[Items from an interface collection]
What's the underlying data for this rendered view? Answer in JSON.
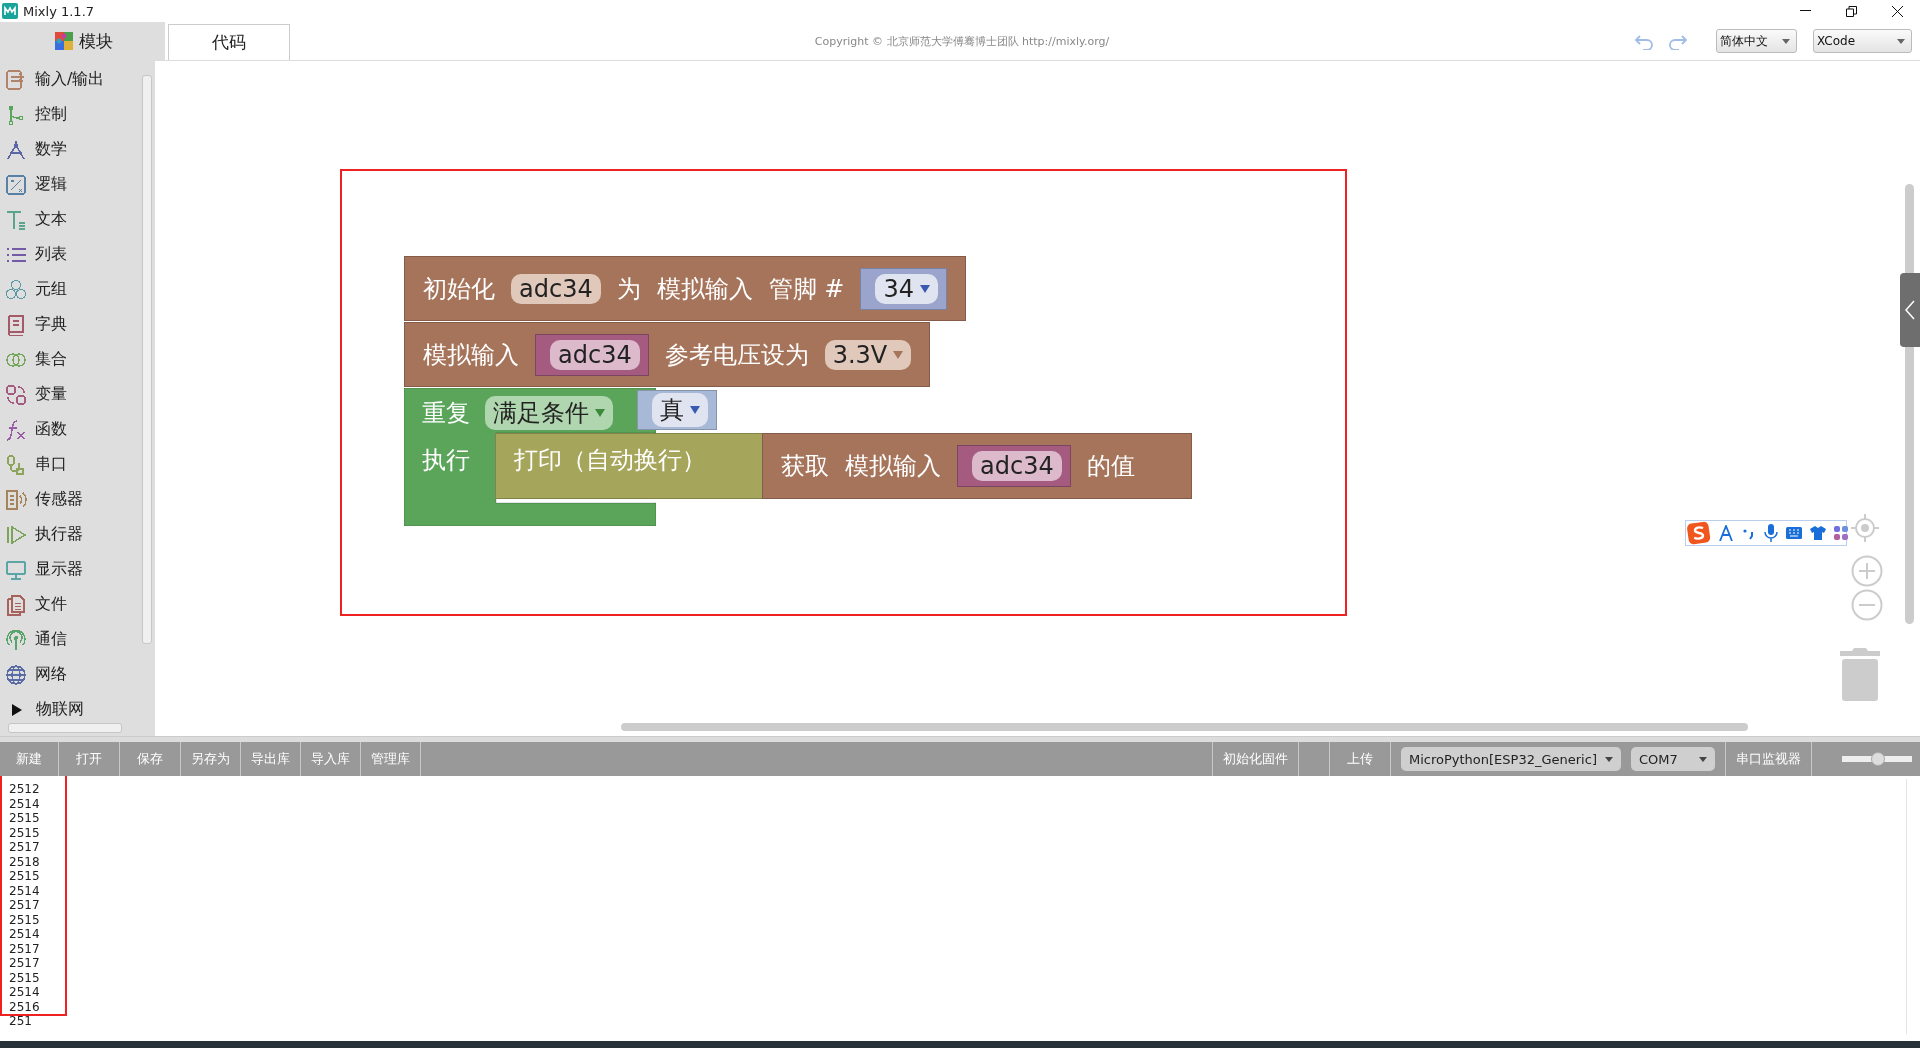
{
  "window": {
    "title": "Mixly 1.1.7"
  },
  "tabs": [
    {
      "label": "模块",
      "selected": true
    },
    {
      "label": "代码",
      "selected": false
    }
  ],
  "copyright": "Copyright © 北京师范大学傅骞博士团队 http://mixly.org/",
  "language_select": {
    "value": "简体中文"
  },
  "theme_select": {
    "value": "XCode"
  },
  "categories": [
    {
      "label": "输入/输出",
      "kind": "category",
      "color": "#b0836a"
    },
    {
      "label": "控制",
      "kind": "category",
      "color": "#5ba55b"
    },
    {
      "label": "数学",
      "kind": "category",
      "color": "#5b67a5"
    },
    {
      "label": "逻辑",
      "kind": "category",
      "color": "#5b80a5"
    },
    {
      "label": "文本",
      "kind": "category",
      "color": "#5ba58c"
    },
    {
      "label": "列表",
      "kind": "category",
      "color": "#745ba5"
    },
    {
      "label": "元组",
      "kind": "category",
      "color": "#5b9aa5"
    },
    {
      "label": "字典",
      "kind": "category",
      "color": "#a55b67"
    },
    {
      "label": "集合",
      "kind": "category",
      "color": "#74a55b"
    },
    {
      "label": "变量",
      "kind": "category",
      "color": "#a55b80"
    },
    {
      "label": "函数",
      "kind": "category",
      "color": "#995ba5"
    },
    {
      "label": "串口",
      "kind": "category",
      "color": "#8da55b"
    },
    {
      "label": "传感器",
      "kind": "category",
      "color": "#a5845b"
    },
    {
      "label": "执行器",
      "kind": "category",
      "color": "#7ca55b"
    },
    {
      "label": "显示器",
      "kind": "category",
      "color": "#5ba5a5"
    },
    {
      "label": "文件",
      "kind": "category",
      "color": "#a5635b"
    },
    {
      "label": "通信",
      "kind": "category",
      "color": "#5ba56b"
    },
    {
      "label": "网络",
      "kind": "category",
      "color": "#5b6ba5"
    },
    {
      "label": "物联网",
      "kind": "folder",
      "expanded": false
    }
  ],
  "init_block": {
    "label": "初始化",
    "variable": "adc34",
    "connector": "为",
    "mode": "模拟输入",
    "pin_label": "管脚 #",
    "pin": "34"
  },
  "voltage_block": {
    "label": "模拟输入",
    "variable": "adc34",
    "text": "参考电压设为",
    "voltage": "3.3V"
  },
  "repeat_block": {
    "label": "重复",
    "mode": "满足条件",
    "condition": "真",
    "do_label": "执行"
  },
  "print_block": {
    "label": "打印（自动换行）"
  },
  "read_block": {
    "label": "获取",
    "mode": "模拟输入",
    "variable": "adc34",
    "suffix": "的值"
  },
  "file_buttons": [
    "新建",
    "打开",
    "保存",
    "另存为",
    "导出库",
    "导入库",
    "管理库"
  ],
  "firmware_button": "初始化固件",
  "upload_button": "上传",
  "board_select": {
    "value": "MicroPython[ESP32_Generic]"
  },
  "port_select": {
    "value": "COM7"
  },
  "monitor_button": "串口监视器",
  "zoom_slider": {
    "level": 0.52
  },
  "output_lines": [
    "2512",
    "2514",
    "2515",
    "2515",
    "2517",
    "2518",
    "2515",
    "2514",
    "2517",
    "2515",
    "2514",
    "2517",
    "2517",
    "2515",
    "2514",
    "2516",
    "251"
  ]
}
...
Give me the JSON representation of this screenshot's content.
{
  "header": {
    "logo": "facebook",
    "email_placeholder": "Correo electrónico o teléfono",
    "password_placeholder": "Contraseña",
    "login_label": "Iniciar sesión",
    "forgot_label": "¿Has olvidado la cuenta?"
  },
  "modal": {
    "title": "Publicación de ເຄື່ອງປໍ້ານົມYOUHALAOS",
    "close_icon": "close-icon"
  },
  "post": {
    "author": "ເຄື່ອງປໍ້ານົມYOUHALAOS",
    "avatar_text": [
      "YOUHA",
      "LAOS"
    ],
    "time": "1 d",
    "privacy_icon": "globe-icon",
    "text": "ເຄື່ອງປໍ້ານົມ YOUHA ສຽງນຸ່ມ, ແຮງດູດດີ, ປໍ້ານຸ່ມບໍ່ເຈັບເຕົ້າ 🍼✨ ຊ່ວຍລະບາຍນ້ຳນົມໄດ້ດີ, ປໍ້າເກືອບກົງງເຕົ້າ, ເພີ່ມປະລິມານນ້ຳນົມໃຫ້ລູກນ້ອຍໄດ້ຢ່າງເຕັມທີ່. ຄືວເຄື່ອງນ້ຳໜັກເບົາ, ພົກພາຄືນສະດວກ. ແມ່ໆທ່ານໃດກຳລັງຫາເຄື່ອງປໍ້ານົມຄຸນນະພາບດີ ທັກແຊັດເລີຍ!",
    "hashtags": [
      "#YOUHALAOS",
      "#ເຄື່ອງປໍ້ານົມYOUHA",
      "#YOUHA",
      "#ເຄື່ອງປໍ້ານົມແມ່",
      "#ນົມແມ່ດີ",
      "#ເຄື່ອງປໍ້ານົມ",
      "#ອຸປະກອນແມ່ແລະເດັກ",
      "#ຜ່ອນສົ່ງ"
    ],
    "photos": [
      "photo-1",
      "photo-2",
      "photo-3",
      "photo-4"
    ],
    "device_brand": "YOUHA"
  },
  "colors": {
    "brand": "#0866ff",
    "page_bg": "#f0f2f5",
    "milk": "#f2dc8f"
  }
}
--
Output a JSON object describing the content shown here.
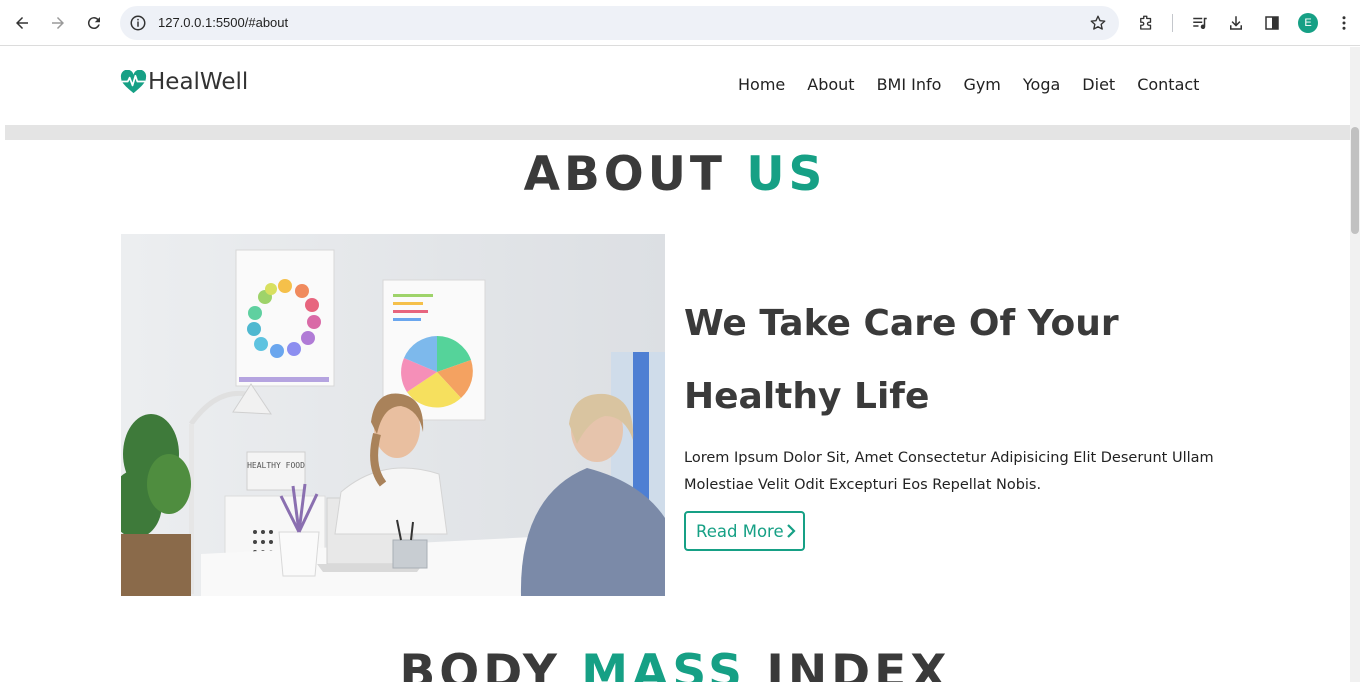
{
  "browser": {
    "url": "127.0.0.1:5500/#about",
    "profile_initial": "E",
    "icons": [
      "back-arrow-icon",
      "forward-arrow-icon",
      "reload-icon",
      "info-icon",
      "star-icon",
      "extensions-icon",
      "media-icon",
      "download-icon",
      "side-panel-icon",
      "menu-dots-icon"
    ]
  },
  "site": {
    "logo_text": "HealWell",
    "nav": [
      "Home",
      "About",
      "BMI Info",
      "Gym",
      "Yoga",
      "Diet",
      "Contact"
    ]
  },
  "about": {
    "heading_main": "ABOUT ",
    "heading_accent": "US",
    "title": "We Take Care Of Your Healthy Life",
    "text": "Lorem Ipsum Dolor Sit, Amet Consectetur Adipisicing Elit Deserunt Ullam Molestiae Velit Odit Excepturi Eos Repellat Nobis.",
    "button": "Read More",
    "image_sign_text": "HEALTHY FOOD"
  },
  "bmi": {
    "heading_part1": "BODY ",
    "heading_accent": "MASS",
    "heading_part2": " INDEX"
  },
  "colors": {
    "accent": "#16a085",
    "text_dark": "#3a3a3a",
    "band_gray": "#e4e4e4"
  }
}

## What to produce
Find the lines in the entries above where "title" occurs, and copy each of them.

## Response to this exercise
    "title": "Mixly 1.1.7"
    "title": "Publicación de ເຄື່ອງປໍ້ານົມYOUHALAOS",
    "title": "We Take Care Of Your Healthy Life",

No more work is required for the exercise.